Comic Rating: 8/10 – Very Good.
What the heck is up with the Purifiers?! Marvel just used them in the opening issues of Generation X, and now here’s another one? Randomly showing up in a hospital wearing beefed up hockey pads to kill some random teenage mutant? Why are these villains so popular?! They’re one-note, brainless psychopaths with zero depth. Yeah, that makes for a solid adversary, I suppose, but they’re just so ridiculously insane that they pull me out of the story. Writers these days can’t get a little more creative than randomly having an armored Purifier show up and start opening fire inside a hospital?

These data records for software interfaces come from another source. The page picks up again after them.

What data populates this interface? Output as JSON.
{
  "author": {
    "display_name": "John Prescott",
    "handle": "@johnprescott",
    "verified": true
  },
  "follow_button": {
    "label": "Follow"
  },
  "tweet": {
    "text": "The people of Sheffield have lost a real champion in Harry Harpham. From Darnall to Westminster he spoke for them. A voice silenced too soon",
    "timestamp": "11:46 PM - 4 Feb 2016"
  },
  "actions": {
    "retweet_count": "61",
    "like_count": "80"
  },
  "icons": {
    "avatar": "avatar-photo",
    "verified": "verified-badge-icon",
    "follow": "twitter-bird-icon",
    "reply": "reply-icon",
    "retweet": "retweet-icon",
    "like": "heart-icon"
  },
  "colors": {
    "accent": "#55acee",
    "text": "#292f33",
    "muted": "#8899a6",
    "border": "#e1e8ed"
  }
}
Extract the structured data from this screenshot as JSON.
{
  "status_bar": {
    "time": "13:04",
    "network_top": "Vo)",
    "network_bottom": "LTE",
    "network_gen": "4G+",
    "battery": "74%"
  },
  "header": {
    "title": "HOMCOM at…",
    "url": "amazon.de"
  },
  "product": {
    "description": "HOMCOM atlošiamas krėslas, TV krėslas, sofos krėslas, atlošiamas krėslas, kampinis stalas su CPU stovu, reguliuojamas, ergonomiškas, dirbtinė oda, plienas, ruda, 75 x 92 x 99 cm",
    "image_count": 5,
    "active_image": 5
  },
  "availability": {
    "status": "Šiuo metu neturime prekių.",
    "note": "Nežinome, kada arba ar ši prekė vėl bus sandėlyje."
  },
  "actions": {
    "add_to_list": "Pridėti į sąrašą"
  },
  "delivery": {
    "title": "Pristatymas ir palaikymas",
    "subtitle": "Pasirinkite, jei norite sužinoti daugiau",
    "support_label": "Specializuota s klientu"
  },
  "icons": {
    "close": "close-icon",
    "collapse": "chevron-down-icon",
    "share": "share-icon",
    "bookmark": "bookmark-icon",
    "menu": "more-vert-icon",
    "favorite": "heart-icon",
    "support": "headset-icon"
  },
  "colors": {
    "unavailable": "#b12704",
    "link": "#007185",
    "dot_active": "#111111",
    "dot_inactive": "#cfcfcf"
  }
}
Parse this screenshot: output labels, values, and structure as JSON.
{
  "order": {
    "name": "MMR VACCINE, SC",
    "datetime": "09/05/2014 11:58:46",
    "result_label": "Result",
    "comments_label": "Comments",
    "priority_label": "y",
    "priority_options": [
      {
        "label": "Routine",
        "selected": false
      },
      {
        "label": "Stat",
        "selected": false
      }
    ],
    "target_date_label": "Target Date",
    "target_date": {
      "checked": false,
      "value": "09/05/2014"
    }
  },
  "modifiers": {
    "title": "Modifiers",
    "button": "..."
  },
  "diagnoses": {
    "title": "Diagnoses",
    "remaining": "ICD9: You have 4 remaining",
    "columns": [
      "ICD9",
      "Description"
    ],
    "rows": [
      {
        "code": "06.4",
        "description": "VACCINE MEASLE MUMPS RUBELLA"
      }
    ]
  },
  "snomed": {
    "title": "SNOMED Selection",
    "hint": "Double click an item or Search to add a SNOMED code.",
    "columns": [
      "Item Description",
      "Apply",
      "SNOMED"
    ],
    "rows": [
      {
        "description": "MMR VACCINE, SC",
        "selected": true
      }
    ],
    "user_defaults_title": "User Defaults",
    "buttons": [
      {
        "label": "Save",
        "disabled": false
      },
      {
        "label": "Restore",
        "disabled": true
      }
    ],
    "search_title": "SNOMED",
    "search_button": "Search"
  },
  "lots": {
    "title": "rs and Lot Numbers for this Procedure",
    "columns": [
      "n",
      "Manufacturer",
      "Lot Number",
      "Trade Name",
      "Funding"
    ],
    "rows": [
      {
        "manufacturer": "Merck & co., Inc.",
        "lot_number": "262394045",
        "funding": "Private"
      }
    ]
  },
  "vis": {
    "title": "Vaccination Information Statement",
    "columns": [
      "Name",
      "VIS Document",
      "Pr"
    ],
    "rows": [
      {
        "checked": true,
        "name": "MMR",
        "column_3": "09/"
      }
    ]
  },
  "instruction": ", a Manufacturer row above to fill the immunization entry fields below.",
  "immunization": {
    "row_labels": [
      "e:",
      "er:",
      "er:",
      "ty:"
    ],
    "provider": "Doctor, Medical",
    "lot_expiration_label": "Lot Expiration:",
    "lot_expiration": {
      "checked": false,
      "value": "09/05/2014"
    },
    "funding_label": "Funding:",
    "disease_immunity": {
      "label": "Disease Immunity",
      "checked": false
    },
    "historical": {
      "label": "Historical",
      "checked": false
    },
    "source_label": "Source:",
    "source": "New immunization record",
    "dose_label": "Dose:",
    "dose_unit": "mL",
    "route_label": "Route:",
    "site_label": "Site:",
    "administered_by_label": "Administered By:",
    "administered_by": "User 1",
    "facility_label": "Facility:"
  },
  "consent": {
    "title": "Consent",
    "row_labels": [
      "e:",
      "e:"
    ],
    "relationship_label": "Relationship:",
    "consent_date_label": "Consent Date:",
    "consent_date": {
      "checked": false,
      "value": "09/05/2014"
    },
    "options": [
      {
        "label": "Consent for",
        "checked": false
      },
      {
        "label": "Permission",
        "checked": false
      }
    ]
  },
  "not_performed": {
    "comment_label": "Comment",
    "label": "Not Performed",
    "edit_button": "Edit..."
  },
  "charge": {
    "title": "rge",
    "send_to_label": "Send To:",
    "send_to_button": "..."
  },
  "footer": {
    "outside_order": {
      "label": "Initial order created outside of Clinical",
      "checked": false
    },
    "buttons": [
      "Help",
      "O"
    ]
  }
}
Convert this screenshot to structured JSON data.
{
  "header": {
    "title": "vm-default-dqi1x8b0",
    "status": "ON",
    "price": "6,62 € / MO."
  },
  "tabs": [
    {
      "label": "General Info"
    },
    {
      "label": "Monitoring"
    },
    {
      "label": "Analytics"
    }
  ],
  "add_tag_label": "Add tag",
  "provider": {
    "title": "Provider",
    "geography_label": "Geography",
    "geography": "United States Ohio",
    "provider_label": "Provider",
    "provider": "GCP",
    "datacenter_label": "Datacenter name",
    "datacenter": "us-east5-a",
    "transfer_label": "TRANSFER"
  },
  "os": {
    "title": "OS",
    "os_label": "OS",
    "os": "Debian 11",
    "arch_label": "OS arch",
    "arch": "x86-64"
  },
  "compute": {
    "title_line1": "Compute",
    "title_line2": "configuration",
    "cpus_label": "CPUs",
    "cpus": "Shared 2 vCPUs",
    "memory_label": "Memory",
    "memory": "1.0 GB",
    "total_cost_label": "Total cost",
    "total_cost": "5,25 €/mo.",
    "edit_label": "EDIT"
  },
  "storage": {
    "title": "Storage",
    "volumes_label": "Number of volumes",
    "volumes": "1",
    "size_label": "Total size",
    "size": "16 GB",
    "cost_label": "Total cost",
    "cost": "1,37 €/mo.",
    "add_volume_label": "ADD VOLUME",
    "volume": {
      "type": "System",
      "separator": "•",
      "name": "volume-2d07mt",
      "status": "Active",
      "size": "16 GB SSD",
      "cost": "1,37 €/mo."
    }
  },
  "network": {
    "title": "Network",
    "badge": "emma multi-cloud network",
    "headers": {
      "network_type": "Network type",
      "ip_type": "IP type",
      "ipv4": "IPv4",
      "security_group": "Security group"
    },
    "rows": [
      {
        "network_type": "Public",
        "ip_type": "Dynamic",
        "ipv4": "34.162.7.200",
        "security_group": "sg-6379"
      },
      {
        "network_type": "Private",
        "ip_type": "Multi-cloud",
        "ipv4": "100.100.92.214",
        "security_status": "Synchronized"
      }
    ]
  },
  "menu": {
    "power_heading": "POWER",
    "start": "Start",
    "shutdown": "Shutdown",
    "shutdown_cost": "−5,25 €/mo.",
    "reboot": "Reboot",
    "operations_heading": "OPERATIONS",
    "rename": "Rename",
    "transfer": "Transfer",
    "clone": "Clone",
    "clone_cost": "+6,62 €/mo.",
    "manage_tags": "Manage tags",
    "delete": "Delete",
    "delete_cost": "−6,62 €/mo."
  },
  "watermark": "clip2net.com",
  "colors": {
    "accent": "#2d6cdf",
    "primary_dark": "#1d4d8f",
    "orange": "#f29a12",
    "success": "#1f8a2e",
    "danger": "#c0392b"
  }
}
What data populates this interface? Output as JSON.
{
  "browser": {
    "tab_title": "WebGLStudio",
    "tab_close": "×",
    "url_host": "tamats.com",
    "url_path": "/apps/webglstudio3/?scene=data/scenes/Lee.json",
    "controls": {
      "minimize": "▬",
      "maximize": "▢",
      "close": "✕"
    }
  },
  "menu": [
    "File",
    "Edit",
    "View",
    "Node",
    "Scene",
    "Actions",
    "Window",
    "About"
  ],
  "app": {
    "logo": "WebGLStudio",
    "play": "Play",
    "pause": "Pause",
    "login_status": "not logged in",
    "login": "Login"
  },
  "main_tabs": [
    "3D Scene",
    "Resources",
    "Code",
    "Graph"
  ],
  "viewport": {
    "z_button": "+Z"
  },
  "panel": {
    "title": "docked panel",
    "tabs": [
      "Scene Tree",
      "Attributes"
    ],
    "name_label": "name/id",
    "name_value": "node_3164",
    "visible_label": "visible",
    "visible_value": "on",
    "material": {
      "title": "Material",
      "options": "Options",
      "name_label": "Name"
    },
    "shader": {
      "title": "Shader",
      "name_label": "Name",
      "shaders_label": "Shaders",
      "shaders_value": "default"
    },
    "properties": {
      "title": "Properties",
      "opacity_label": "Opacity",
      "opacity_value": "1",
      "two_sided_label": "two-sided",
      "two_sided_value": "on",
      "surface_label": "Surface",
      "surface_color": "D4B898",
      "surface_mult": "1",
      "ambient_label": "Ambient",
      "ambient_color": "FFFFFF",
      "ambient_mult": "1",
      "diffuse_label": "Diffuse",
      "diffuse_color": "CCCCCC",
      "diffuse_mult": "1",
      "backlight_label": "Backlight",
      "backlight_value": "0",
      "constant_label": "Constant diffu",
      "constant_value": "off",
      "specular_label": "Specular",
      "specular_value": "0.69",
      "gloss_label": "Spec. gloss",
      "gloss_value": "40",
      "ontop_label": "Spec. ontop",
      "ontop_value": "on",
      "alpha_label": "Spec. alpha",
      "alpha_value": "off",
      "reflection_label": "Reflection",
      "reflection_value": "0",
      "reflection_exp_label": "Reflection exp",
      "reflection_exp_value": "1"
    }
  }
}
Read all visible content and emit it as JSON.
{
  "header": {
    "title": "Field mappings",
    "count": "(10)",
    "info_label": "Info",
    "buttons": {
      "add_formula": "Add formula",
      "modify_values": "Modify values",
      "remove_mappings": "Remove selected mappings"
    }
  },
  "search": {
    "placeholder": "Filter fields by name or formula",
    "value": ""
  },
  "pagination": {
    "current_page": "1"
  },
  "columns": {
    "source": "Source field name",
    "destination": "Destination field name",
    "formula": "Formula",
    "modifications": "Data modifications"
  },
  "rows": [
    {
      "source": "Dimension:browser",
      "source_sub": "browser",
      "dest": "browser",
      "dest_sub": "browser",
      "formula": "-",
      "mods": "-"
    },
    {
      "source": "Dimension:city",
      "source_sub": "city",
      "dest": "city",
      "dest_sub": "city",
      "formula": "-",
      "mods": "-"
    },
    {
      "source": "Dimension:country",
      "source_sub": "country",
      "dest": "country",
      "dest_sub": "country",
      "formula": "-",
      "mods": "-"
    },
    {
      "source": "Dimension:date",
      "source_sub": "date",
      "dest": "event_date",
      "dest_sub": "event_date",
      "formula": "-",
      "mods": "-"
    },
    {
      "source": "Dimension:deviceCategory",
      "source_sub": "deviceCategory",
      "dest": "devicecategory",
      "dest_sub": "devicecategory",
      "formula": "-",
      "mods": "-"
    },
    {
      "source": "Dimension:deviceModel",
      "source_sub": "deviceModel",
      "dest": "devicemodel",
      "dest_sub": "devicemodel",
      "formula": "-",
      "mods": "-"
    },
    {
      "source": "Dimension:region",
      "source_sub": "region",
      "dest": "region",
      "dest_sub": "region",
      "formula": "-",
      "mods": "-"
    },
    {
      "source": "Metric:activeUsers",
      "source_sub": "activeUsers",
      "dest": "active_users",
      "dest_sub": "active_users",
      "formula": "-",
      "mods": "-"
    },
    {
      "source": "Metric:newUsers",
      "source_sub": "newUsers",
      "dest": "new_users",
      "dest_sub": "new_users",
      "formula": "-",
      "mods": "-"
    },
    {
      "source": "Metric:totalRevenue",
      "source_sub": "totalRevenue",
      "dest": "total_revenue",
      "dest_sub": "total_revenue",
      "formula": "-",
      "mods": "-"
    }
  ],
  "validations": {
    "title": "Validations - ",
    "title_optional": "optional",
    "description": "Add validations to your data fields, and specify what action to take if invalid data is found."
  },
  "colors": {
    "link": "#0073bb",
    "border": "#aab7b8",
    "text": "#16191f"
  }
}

Anyway, that nitpick aside, this was an otherwise wonderful debut issue of the Iceman comic. Grace did a really neat job making Bobby’s internal monologue into his dating profile, adding an extra bit of creativity to the usual character captions. And this issue was more about Bobby as a person than as a superhero. We got some great moments between Bobby and his younger time-traveling self — which remains a weird comic book concept, and Grace doesn’t shy away from that. We get a couple of great scenes of Bobby with his parents, building up a realistic look at an adult interacting with his parents, with both his being a mutant and his being gay hanging over them.
And the superheroics are good too, even against a Purifier. Bobby gets to show off and kick butt, with Vitti doing a phenomenal job showing off the crazy ice powers. I even liked the new mutant they introduced. I’m glad to see that new mutants get to pop up again instead of everybody needing to be an Inhuman. Viva la mutants!
TL;DR: The first issue of Iceman is a success because it focuses on character more than anything else, bringing attention to Bobby Drake at an interesting time in his life. Should make for a good comic.
Writers: Jeff Loveness and Ramon Perez
Artists: Ramon Perez and Scott Hepburn
So sad that this series is coming to such a quick end. This is the most I’ve enjoyed Nova since before Rich Rider died! Loveness and Perez wrote the perfect Nova Rebirth storyline!
Sam Alexander takes on the possessed Rich Rider in the Cancerverse, fighting against insurmountable odds! Sam eventually gets through to Rich, who is able to pull the cancer out of himself. They try to convince Worldmind to surrender and get help, but he’s too far gone, so it’s another fight. The pair find a Cosmic Cube among the bodies and combine their power to teleport home, where life is pretty good.
Comic Rating: 9/10 – Great.
I’m glad to have Rich Rider back as Nova. Even though this series in particular made me finally appreciate Sam Alexander, there’s just no beating Rich as Nova. And this series did such an amazing job bringing Rich Rider back into my life that now I want to pick up whatever comic he appears in next. I heard it’s the new Guardians of the Galaxy! I had zero interest in that comic until hearing that Rich might show up. Now if only Loveness and Perez were writing. We might get scenes as awesome as this:
This issue was pure Nova bliss. From Sam stepping up to be a hero, even in the face of personal doom, to Rich replaying his greatest moment by ripping the cancer out of his own mouth, to the two Novas teaming up and kicking all manner of butt, to Rich surviving in the end! This was an exciting issue chock full of the usual strong character work and a lot of great comic book action. Perfect finish to this fun little Nova comic.
TL;DR: It’s a damn shame this series is over because Loveness and Perez wrote one hell of a Nova comic! And they easily stick the landing!
The comics I review in my Hench-Sized reviews are just the usual comics I pick up from my local shop any given week, along with a few impulse buys I might try on a whim. So if there are any comics or series you’d like me to review each week, let me know in the comments!
Posted on June 10, 2017, in Batman, Comics, DC, Marvel, Reviews, Spider-Man, X-Men and tagged Amazing Spider-Man, Catwoman, Green Goblin, Hawkeye, Iceman, Kate Bishop, Nova, Rich Rider. Bookmark the permalink. 3 Comments.